The CAS handles much of the tedious and error prone manipulation required to implement a numerical PDE solver. It also makes creating the forcing terms necessary for testing against manufactured solutions straight-forward for even very complex governing equations. The MMS is a powerful tool for correctness checking and debugging. The parameters of the manufactured solution allow the magnitude of the contribution of each term to the error to be controlled. In this way, if a code fails to converge for a solution with all parameters (1) (note that this is the recommended approach, hugely different parameter values which might obtain in a physically realistic solution can mask bugs). The parameter sizes can then be varied in a systematic way to locate the source of the non-convergence (as convincingly demonstrated by by Salari and Knupp with a blind test protocol ). This gives the code developer a diagnostic capability for the code itself. The error analysis can be viewed as a sort of group test where the “dilution” of each term’s (member’s) contribution to the total (group) error (response) is governed by the relative sizes of the chosen parameters. Though we fit a parametric model (the error ansatz) to determine rate of convergence, the response really is expected to be a binary one as in the classic group test, the ordered convergence rate is maintained down to the round-off plateau or it is not. The dilution only governs how high the resolution must rise (and the error must fall) for this behavior to be confirmed. Terms with small parameters will require that convergence to very high levels is used to ensure that an ordered error is not lurking below.
 Cook, S. R., Gelman, A., and Rubin, D. B., “Validation of Software for Bayesian Models Using Posterior Quantiles,” Journal of Computationaland Graphical Statistics, Vol. 15, No. 3, 2006, pp. 675–692.
 Richardson, L. F. and Gaunt, J. A., “The Deferred Approach to the Limit. Part I. Single Lattice. Part II. Interpenetrating Lattices,”Philosophical Transactions of the Royal Society of London.
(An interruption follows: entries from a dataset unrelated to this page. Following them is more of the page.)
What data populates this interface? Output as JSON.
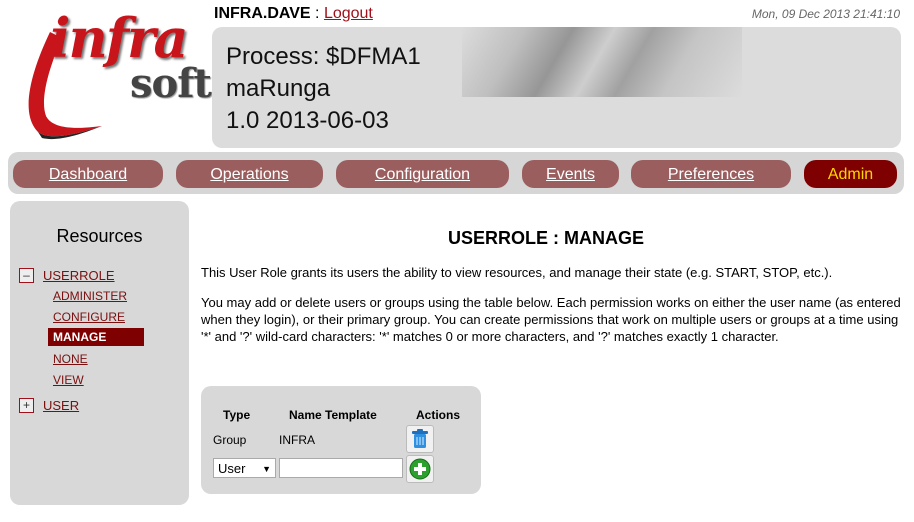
{
  "logo": {
    "infra": "infra",
    "soft": "soft"
  },
  "header": {
    "user": "INFRA.DAVE",
    "separator": " : ",
    "logout_label": "Logout",
    "timestamp": "Mon, 09 Dec 2013 21:41:10"
  },
  "process": {
    "line1": "Process: $DFMA1",
    "line2": "maRunga",
    "line3": "1.0 2013-06-03"
  },
  "nav": {
    "items": [
      {
        "label": "Dashboard"
      },
      {
        "label": "Operations"
      },
      {
        "label": "Configuration"
      },
      {
        "label": "Events"
      },
      {
        "label": "Preferences"
      },
      {
        "label": "Admin"
      }
    ],
    "active": "Admin"
  },
  "sidebar": {
    "title": "Resources",
    "tree": [
      {
        "toggle": "–",
        "label": "USERROLE",
        "children": [
          {
            "label": "ADMINISTER"
          },
          {
            "label": "CONFIGURE"
          },
          {
            "label": "MANAGE",
            "selected": true
          },
          {
            "label": "NONE"
          },
          {
            "label": "VIEW"
          }
        ]
      },
      {
        "toggle": "+",
        "label": "USER"
      }
    ]
  },
  "main": {
    "title": "USERROLE : MANAGE",
    "para1": "This User Role grants its users the ability to view resources, and manage their state (e.g. START, STOP, etc.).",
    "para2": "You may add or delete users or groups using the table below. Each permission works on either the user name (as entered when they login), or their primary group. You can create permissions that work on multiple users or groups at a time using '*' and '?' wild-card characters: '*' matches 0 or more characters, and '?' matches exactly 1 character."
  },
  "permissions": {
    "headers": [
      "Type",
      "Name Template",
      "Actions"
    ],
    "rows": [
      {
        "type": "Group",
        "name": "INFRA",
        "action_icon": "trash-icon"
      }
    ],
    "new_row": {
      "type_selected": "User",
      "name_value": "",
      "action_icon": "add-icon"
    }
  },
  "colors": {
    "nav_button": "#9a5e5e",
    "nav_active": "#7f0000",
    "nav_active_text": "#ffd700",
    "link": "#7a0f0f",
    "panel": "#d8d8d8"
  }
}
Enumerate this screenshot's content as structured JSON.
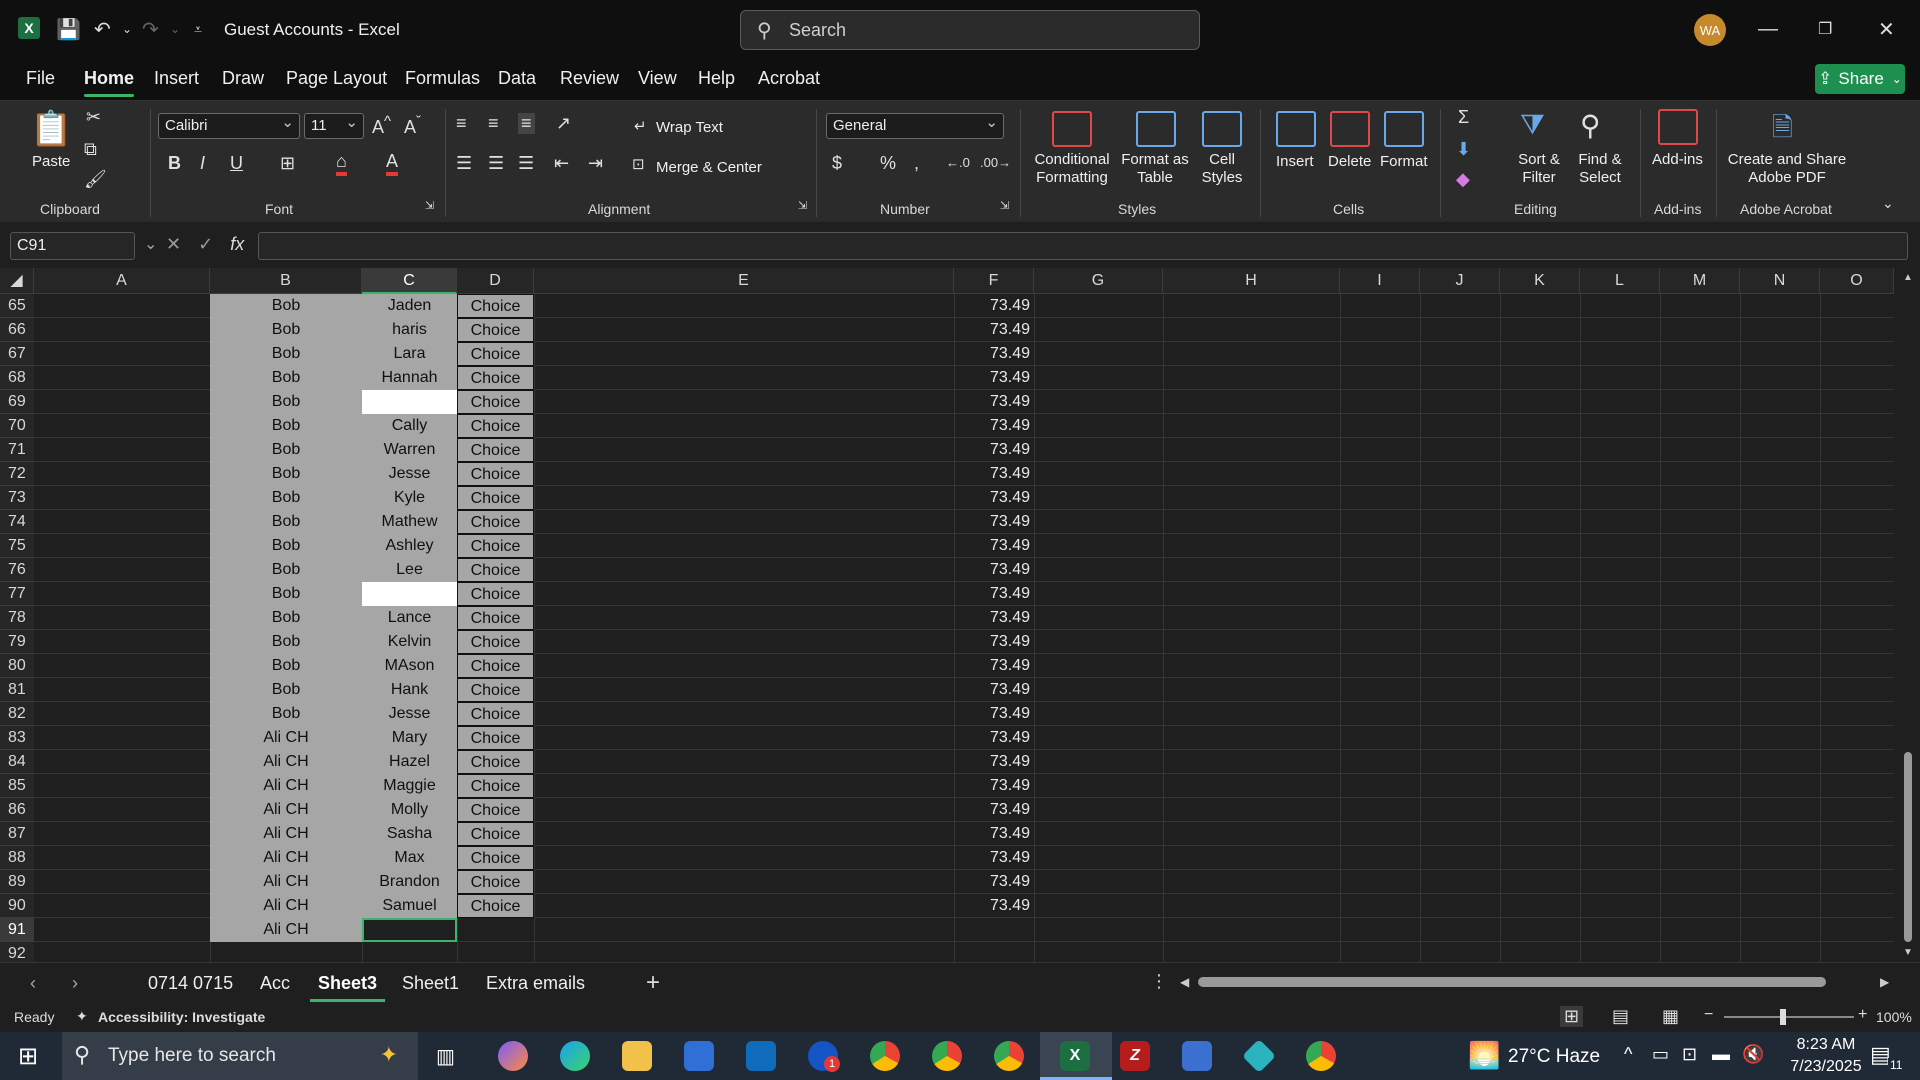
{
  "titlebar": {
    "title": "Guest Accounts  -  Excel",
    "search_placeholder": "Search",
    "avatar_initials": "WA"
  },
  "ribbon_tabs": [
    "File",
    "Home",
    "Insert",
    "Draw",
    "Page Layout",
    "Formulas",
    "Data",
    "Review",
    "View",
    "Help",
    "Acrobat"
  ],
  "active_tab": "Home",
  "share_label": "Share",
  "ribbon": {
    "clipboard": {
      "paste": "Paste",
      "label": "Clipboard"
    },
    "font": {
      "name": "Calibri",
      "size": "11",
      "label": "Font"
    },
    "alignment": {
      "wrap": "Wrap Text",
      "merge": "Merge & Center",
      "label": "Alignment"
    },
    "number": {
      "format": "General",
      "label": "Number"
    },
    "styles": {
      "conditional": "Conditional",
      "conditional2": "Formatting",
      "format_table": "Format as",
      "format_table2": "Table",
      "cell_styles": "Cell",
      "cell_styles2": "Styles",
      "label": "Styles"
    },
    "cells": {
      "insert": "Insert",
      "delete": "Delete",
      "format": "Format",
      "label": "Cells"
    },
    "editing": {
      "sort": "Sort &",
      "sort2": "Filter",
      "find": "Find &",
      "find2": "Select",
      "label": "Editing"
    },
    "addins": {
      "addins": "Add-ins",
      "label": "Add-ins"
    },
    "acrobat": {
      "create": "Create and Share",
      "create2": "Adobe PDF",
      "label": "Adobe Acrobat"
    }
  },
  "formula_bar": {
    "name_box": "C91",
    "formula": ""
  },
  "columns": [
    "A",
    "B",
    "C",
    "D",
    "E",
    "F",
    "G",
    "H",
    "I",
    "J",
    "K",
    "L",
    "M",
    "N",
    "O"
  ],
  "selected_column": "C",
  "rows": [
    {
      "n": "65",
      "b": "Bob",
      "c": "Jaden",
      "d": "Choice",
      "f": "73.49"
    },
    {
      "n": "66",
      "b": "Bob",
      "c": "haris",
      "d": "Choice",
      "f": "73.49"
    },
    {
      "n": "67",
      "b": "Bob",
      "c": "Lara",
      "d": "Choice",
      "f": "73.49"
    },
    {
      "n": "68",
      "b": "Bob",
      "c": "Hannah",
      "d": "Choice",
      "f": "73.49"
    },
    {
      "n": "69",
      "b": "Bob",
      "c": "",
      "d": "Choice",
      "f": "73.49"
    },
    {
      "n": "70",
      "b": "Bob",
      "c": "Cally",
      "d": "Choice",
      "f": "73.49"
    },
    {
      "n": "71",
      "b": "Bob",
      "c": "Warren",
      "d": "Choice",
      "f": "73.49"
    },
    {
      "n": "72",
      "b": "Bob",
      "c": "Jesse",
      "d": "Choice",
      "f": "73.49"
    },
    {
      "n": "73",
      "b": "Bob",
      "c": "Kyle",
      "d": "Choice",
      "f": "73.49"
    },
    {
      "n": "74",
      "b": "Bob",
      "c": "Mathew",
      "d": "Choice",
      "f": "73.49"
    },
    {
      "n": "75",
      "b": "Bob",
      "c": "Ashley",
      "d": "Choice",
      "f": "73.49"
    },
    {
      "n": "76",
      "b": "Bob",
      "c": "Lee",
      "d": "Choice",
      "f": "73.49"
    },
    {
      "n": "77",
      "b": "Bob",
      "c": "",
      "d": "Choice",
      "f": "73.49"
    },
    {
      "n": "78",
      "b": "Bob",
      "c": "Lance",
      "d": "Choice",
      "f": "73.49"
    },
    {
      "n": "79",
      "b": "Bob",
      "c": "Kelvin",
      "d": "Choice",
      "f": "73.49"
    },
    {
      "n": "80",
      "b": "Bob",
      "c": "MAson",
      "d": "Choice",
      "f": "73.49"
    },
    {
      "n": "81",
      "b": "Bob",
      "c": "Hank",
      "d": "Choice",
      "f": "73.49"
    },
    {
      "n": "82",
      "b": "Bob",
      "c": "Jesse",
      "d": "Choice",
      "f": "73.49"
    },
    {
      "n": "83",
      "b": "Ali CH",
      "c": "Mary",
      "d": "Choice",
      "f": "73.49"
    },
    {
      "n": "84",
      "b": "Ali CH",
      "c": "Hazel",
      "d": "Choice",
      "f": "73.49"
    },
    {
      "n": "85",
      "b": "Ali CH",
      "c": "Maggie",
      "d": "Choice",
      "f": "73.49"
    },
    {
      "n": "86",
      "b": "Ali CH",
      "c": "Molly",
      "d": "Choice",
      "f": "73.49"
    },
    {
      "n": "87",
      "b": "Ali CH",
      "c": "Sasha",
      "d": "Choice",
      "f": "73.49"
    },
    {
      "n": "88",
      "b": "Ali CH",
      "c": "Max",
      "d": "Choice",
      "f": "73.49"
    },
    {
      "n": "89",
      "b": "Ali CH",
      "c": "Brandon",
      "d": "Choice",
      "f": "73.49"
    },
    {
      "n": "90",
      "b": "Ali CH",
      "c": "Samuel",
      "d": "Choice",
      "f": "73.49"
    },
    {
      "n": "91",
      "b": "Ali CH",
      "c": "",
      "d": "",
      "f": ""
    },
    {
      "n": "92",
      "b": "",
      "c": "",
      "d": "",
      "f": ""
    }
  ],
  "selected_row": "91",
  "sheets": [
    "0714 0715",
    "Acc",
    "Sheet3",
    "Sheet1",
    "Extra emails"
  ],
  "active_sheet": "Sheet3",
  "status": {
    "ready": "Ready",
    "accessibility": "Accessibility: Investigate",
    "zoom": "100%"
  },
  "taskbar": {
    "search_placeholder": "Type here to search",
    "weather": "27°C  Haze",
    "time": "8:23 AM",
    "date": "7/23/2025",
    "notifications": "11",
    "outlook_badge": "1"
  },
  "colors": {
    "accent": "#3bb56a",
    "excel_green": "#1d6f42",
    "cell_gray": "#a6a6a6"
  }
}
Series A,Containing Papers of a Mathematical or Physical Character, Vol. 226, No. 636-646, 1927, pp. 299–361.
 Wirth, M. C., On the Automation of Computational Physics, Ph.D. thesis, University of California, Davis, 1980.
 Cook, G. O., Development of a Magnetohydrodynamic Code forAxisymmetric, High-β Plasmas with Complex Magnetic Fields, Ph.D. thesis, Brigham Young University, December 1982.
 Florence, M., Steinberg, S., and Roache, P., “Generating subroutine codes with MACSYMA,” Mathematical and Computer Modelling, Vol. 11, 1988, pp. 1107 – 1111.
 Wirth, M. C., “Automatic generation of finite difference equations and fourier stability analyses,” SYMSAC ’81: Proceedings of the fourth ACMsymposium on Symbolic and algebraic computation, ACM, New York, NY, USA, 1981, pp. 73–78.
 Steinberg, S. and Roache, P. J., “Symbolic manipulation and computational fluid dynamics,” Journal of Computational Physics, Vol. 57, No. 2, 1985, pp. 251 – 284.